==== The data
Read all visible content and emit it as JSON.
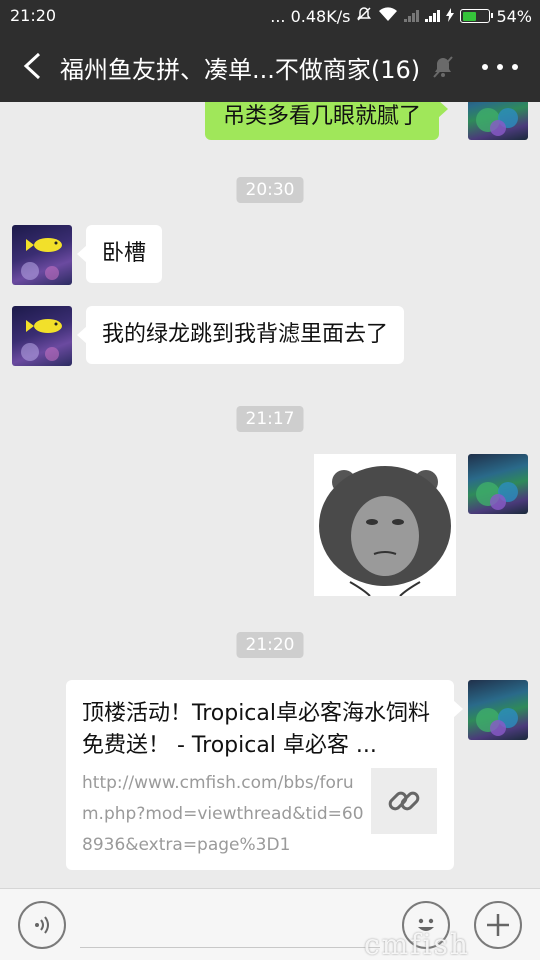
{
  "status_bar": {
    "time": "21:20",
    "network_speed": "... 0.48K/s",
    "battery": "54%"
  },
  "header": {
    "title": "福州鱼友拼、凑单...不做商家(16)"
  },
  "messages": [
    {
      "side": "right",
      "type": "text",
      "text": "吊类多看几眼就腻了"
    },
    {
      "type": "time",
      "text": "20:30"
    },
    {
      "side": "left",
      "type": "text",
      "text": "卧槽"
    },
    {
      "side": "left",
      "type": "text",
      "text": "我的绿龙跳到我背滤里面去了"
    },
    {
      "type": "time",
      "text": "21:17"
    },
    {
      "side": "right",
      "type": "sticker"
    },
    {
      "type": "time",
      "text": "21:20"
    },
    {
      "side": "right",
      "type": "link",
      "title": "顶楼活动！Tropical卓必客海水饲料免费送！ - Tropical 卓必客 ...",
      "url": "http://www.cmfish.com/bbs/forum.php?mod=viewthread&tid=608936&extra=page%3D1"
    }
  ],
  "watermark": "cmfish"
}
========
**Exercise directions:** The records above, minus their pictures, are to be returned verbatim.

**The completed task:**
Read all visible content and emit it as JSON.
{
  "status_bar": {
    "time": "21:20",
    "network_speed": "... 0.48K/s",
    "battery": "54%"
  },
  "header": {
    "title": "福州鱼友拼、凑单...不做商家(16)"
  },
  "messages": [
    {
      "side": "right",
      "type": "text",
      "text": "吊类多看几眼就腻了"
    },
    {
      "type": "time",
      "text": "20:30"
    },
    {
      "side": "left",
      "type": "text",
      "text": "卧槽"
    },
    {
      "side": "left",
      "type": "text",
      "text": "我的绿龙跳到我背滤里面去了"
    },
    {
      "type": "time",
      "text": "21:17"
    },
    {
      "side": "right",
      "type": "sticker"
    },
    {
      "type": "time",
      "text": "21:20"
    },
    {
      "side": "right",
      "type": "link",
      "title": "顶楼活动！Tropical卓必客海水饲料免费送！ - Tropical 卓必客 ...",
      "url": "http://www.cmfish.com/bbs/forum.php?mod=viewthread&tid=608936&extra=page%3D1"
    }
  ],
  "watermark": "cmfish"
}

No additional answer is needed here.